Alberta frogs most at risk from climate change: report

The peaceful croaking of frogs in Alberta ponds could eventually go silent, according to an assessment of how climate change could affect the province’s plants and animals.

EDMONTON — The peaceful croaking of frogs in Alberta ponds could eventually go silent, according to an assessment of how climate change could affect the province’s plants and animals.

“Our grandchildren are going to see a much different mix of species,” said Chris Shank of the Alberta Biodiversity Monitoring Institute, an environmental agency sponsored by government and industry.

Shank said that over the next 40 years, Alberta’s average temperature is likely to increase between 2.5 C and 3.5 C, while precipitation is likely to stay about the same.

“It’s going to be drier, so the species have to be able to adapt to those changed conditions,” said Shank.

Many species are already adapted to a wide variety of conditions and will probably do just fine. Those with narrower or more specific requirements will have to move, either further north or to higher elevations.

Highly mobile animals such as birds won’t have much trouble shifting locale. Others, however, will.

“Amphibians — we’re talking about frogs, toads and salamanders — are probably the group that will be most affected,” Shank said.

“They need standing water to breed in and we expect a lot of those shallow ponds to dry up, at least in some years, and they have very porous skin they need to keep moist. It looks like they’re going to be challenged.”

Those requirements make it harder for amphibians to hop or crawl across a field or clear cut in search of a fresh pond, said Shank.

As a result, six out of Alberta’s 10 amphibian species are considered highly vulnerable to climate change.

Eight of the 37 species of mammals assessed were considered highly vulnerable. Only five of the 55 species of birds assessed fall into that category.

Climate is most likely to threaten those mammals and birds with narrow habitat requirements, such as Ord’s kangaroo rat in southern Alberta and the mountain-dwelling American pika, as well as the greater sage grouse and whooping crane.

Species likely to flourish as Alberta’s climate changes are those already highly familiar — white-tailed deer, coyotes, blue jays and robins.

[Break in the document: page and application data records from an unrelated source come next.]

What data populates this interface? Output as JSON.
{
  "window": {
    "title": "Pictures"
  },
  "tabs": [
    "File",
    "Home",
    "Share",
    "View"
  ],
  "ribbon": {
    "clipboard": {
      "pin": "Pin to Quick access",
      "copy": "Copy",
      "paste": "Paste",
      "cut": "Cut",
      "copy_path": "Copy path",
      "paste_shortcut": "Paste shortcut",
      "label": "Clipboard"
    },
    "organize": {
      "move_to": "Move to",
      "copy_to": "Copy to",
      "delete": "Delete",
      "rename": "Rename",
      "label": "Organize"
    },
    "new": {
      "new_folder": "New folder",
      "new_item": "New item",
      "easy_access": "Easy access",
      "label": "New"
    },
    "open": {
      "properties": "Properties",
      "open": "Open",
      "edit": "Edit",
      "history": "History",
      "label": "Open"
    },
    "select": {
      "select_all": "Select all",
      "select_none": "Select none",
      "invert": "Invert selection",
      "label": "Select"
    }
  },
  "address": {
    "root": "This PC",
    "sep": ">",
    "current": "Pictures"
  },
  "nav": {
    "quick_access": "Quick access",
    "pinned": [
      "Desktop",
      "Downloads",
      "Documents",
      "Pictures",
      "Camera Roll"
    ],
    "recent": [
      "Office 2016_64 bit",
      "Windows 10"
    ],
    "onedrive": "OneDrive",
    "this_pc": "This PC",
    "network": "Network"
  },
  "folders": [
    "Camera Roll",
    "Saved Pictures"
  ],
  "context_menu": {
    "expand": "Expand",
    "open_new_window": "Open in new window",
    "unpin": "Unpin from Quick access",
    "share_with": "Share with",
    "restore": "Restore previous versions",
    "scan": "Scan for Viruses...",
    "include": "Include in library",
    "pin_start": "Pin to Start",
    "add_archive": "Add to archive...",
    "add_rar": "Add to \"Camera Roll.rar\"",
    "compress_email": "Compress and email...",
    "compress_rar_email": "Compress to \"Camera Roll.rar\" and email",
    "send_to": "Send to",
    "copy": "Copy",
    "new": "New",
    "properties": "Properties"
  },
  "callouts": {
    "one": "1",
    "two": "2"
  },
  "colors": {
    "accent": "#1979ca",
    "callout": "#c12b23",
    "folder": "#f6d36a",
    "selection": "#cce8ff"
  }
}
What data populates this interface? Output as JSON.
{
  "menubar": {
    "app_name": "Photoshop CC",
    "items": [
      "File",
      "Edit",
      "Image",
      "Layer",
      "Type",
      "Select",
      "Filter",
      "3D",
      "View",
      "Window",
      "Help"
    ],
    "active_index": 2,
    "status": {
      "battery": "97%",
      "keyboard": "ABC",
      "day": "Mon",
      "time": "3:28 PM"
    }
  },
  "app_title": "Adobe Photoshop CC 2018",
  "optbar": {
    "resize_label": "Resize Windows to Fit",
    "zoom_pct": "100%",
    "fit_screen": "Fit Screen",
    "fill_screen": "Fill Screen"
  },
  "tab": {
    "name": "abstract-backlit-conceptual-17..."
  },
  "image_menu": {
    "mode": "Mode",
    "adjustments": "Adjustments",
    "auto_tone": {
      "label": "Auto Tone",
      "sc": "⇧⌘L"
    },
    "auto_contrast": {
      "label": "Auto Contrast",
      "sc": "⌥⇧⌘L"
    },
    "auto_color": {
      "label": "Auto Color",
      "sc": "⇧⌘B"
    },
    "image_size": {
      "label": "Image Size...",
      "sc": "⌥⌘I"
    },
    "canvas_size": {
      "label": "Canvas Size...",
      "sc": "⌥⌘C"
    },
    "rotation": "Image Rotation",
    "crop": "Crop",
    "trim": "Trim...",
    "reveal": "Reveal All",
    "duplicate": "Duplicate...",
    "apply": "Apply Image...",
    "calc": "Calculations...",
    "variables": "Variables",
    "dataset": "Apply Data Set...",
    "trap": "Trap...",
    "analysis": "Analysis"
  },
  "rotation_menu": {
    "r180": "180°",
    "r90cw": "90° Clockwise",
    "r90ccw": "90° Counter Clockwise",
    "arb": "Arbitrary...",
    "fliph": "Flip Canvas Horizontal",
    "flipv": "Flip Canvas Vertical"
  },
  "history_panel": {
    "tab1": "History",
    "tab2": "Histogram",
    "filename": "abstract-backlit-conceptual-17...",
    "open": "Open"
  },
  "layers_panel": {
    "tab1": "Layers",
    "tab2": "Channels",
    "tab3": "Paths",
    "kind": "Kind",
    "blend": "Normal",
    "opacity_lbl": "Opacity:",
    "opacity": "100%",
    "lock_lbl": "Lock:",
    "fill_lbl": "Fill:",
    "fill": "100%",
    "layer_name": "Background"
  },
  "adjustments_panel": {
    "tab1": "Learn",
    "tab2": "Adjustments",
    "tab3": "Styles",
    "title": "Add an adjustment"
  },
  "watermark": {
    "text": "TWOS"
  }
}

“It’s the ones that biologists call generalists — the ones that don’t have specific habitat requirements, specific requirements for temperature or moisture, that eat a variety of species,” Shank said.

“They’re going to do quite well. They’re probably going to increase.”

Shank said that climate change pressures in Alberta will also be heavily affected by the province’s ongoing industrialization, but scientists haven’t figured out how to understand the interplay between those two factors.

“We’ve identified that as a major issue. The interaction of climate change and human development, to determine how they’re going to interact is extremely complex and we haven’t determined a way to do that, but people are certainly thinking about it.”

Meanwhile, Shank said Alberta could help out the most vulnerable species by finding them new places to live.

“One thing we could do is establish some dispersal corridors to enhance their ability to move in response to climate change.”

He also points out most of the vulnerable species are already endangered.

“If we can continue and enhance our efforts to protect species at risk, it’s going to have a big effect on how biodiversity in general responds to climate change in Alberta.”

Just Posted

Blackfalds firefighter battling cancer

A volunteer firefighter in Blackfalds for 15 years, Dave Sutherland now battling… Continue reading

Red Deer transit users are concerned about the future

But recreation centre users are glad facility hours were maintained

Community cardiac awareness dinner and show to be held

Continued focus to bring cardiac catheterization lab to Red Deer

Red Deer businesses react to 2.02 per cent tax increase for 2018

Chamber would prefer zero increase, while DBA thinks it’s reasonable

Bring on the rodeo says Red Deer County mayor

Canadian Finals Rodeo’s move to Red Deer good for whole region, says Red Deer County Mayor Jim Wood

WATCH news on the go: Replay Red Deer Jan. 21

Watch news highlights from Red Deer and Central Alberta

RDC chosen to host 2019 men’s volleyball national championship

Sports enthusiasts in Red Deer will have more to look forward to… Continue reading

Police is still looking for Second World War army passport owner

No one has claimed a rare Second World War German army passport… Continue reading

DJ Sabatoge and TR3 Band kick off Sylvan Lake’s Winterfest 2018

Central Alberta’s youngest DJ will open for TR3 Band kicking off Town… Continue reading

Two Canadians, two Americans abducted in Nigeria are freed

Kidnapping for ransom is common in Nigeria, especially on the Kaduna to Abuja highway

WATCH news on the go: Replay Red Deer Jan. 21

Watch news highlights from Red Deer and Central Alberta

Liberals quietly tap experts to write new paternity leave rules

Ideas include creating an entirely new leave benefit similar to one that exists in Quebec

Insurers say Canadian weather getting hotter, wetter and weirder

Average number of days with heavy rain or snow across Canada has been outside norm since spring 2013

Are you ready for some wrestling? WWE’s ‘Raw’ marks 25 years

WWE flagship show is set to mark its 25th anniversary on Monday

Most Read


Five-day delivery plus unlimited digital access for $185 for 260 issues (must live in delivery area to qualify) Unlimited Digital Access 99 cents for the first four weeks and then only $15 per month Five-day delivery plus unlimited digital access for $15 a month